The news has been met with some skepticism: Goostman is meant to be a 13-year-old from Odessa, Ukraine, who doesn’t speak English very well. But how exactly does a chatbot carry on a normal conversation?
Over at Wired, Liz Stinson profiles a tech-infused ring — called Ringly — that looks like costume jewelry (I only know what “costume jewelry” means after being with my wife for a decade). This ring sports a Bluetooth chipset, however, and pairs with your phone to discreetly alert you to calls, text messages, email and other notifications that’d otherwise steal your attention away. You can customize the alerts as one of four vibration patterns or one of five different colors.
Speaking to the ring’s creator, Christina Mercando, Stinson’s piece contains a quote that pretty much perfectly sums up what’s going on here:
“The fashion world is blown away; they can’t believe something like this exists,” says Mercando. “And the technology world is like, is that all it does?”
People who have been writing about gadgets for more than a couple years will instantly recall HTC’s Rhyme smartphone, a device awkwardly marketed to women by way of a little cube-shaped charm that plugged into the headphone jack and lit up when calls and texts came through. The idea was apparently that you could leave your phone in your purse, and stretch the charm outside your purse so you could see if someone was trying to get a hold of you.

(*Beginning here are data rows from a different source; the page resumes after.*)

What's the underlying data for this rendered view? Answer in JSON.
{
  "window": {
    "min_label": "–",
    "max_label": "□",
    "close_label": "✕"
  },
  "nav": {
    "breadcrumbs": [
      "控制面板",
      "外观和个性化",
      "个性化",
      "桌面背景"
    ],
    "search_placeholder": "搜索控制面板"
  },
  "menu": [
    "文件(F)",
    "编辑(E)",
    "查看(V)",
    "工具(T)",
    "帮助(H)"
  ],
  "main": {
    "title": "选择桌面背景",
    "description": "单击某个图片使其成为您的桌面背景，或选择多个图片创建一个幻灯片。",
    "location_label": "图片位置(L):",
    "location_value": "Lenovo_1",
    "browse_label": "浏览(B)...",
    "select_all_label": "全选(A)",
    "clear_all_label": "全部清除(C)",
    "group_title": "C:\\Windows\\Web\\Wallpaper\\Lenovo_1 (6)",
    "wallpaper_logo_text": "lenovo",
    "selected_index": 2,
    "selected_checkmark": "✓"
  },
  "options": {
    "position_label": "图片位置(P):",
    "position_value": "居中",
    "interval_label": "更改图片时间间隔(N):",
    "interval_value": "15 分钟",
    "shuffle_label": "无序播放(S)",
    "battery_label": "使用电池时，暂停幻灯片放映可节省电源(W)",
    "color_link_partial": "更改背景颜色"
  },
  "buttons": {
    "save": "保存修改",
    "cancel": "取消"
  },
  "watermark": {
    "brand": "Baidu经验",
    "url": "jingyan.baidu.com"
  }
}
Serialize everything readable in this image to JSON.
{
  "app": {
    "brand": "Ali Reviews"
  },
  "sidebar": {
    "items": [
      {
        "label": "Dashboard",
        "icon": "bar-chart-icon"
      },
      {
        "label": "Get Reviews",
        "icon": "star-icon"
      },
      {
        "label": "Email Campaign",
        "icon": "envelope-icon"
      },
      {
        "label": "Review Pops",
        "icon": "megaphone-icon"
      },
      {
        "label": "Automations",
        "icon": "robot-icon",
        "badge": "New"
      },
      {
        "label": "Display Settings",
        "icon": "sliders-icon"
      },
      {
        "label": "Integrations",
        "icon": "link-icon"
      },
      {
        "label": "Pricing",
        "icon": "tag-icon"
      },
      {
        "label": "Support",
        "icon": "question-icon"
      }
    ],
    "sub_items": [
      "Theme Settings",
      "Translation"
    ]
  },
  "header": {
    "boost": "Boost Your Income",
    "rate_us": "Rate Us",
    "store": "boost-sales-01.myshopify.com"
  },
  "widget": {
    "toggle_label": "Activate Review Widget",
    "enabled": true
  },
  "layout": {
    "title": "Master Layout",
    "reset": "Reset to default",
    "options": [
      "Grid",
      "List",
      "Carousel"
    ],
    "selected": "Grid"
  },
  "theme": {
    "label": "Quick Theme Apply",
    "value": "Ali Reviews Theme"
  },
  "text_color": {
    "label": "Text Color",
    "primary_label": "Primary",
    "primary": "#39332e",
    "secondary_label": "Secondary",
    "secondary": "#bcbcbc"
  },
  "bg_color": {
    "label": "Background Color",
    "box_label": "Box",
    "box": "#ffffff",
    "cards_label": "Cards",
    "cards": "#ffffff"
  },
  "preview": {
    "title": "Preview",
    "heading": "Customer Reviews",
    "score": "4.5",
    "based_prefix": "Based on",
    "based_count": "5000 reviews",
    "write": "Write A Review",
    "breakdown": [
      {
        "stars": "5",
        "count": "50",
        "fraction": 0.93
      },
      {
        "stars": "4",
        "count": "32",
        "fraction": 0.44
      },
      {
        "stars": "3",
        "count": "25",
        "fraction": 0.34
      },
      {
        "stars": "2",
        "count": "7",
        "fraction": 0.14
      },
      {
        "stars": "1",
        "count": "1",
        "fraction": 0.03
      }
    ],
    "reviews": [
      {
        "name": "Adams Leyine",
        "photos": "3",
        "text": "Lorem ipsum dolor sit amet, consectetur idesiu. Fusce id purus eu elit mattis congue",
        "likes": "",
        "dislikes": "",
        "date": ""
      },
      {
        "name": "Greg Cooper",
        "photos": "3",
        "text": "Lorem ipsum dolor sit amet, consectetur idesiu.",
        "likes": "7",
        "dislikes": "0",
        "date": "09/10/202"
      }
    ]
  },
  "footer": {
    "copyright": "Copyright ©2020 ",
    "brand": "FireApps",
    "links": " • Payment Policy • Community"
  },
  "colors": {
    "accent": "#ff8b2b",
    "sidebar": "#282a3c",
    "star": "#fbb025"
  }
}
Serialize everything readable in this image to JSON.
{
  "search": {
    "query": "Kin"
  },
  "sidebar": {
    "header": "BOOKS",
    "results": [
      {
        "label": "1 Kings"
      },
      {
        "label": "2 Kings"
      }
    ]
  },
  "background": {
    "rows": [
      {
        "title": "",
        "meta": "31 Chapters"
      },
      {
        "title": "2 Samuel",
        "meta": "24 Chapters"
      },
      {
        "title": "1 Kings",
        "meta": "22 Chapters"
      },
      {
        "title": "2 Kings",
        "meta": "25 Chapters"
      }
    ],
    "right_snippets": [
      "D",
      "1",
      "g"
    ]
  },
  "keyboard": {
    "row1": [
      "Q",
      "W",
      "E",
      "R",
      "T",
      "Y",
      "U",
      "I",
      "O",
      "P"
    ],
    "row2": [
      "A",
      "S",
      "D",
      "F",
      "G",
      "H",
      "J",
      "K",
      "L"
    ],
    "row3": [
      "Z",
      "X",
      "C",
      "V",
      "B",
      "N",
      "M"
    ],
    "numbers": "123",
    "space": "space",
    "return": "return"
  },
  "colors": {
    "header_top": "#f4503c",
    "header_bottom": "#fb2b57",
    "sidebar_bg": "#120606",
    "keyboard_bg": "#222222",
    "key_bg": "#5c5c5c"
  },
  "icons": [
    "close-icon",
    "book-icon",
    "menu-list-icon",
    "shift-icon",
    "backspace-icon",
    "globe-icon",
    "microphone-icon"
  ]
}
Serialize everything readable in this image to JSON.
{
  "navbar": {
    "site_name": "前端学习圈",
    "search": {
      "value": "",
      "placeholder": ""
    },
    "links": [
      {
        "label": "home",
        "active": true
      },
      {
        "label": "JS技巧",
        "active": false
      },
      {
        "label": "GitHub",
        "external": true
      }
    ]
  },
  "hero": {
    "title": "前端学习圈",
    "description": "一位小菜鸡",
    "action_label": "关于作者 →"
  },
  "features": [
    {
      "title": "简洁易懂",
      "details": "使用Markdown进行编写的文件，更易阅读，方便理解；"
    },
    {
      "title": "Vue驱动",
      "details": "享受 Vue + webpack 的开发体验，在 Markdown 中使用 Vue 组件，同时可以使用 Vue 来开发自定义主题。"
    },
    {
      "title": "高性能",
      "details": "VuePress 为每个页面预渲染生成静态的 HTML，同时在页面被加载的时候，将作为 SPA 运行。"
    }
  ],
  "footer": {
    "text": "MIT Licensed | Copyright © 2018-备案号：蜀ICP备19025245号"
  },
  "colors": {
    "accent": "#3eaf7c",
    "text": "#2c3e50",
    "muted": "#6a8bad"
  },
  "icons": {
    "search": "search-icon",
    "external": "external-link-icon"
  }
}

Our own Jared Newman took two for the team, first writing about the phone and then reviewing it.
While Rhyme sales probably didn’t make HTC’s year in 2011, Ringly might have a shot. For starters, the ring itself will cost almost as much as an on-contract smartphone — just shy of $200 at retail, though pre-orders are going for $145. So it’s already a luxury item: It’s available in a handful of different designs and contains 18-karat gold.
More importantly, it doesn’t look like a ridiculous gadget you strap on your body somewhere. I showed a picture of one of the rings to my wife, who immediately identified it as costume jewelry, not some newfangled wearable device housing a power-sipping Bluetooth Low Energy chip. Big points for hiding the technology.
So would she wear one? “I would wear it as costume jewelry when going out, sure.” Would she pay $200 for it? “I wouldn’t spend $200 on costume jewelry. A lot of people do, though.”
If you’re going to pay $200 for an oversized ring, why not buy one that pairs with your phone, right?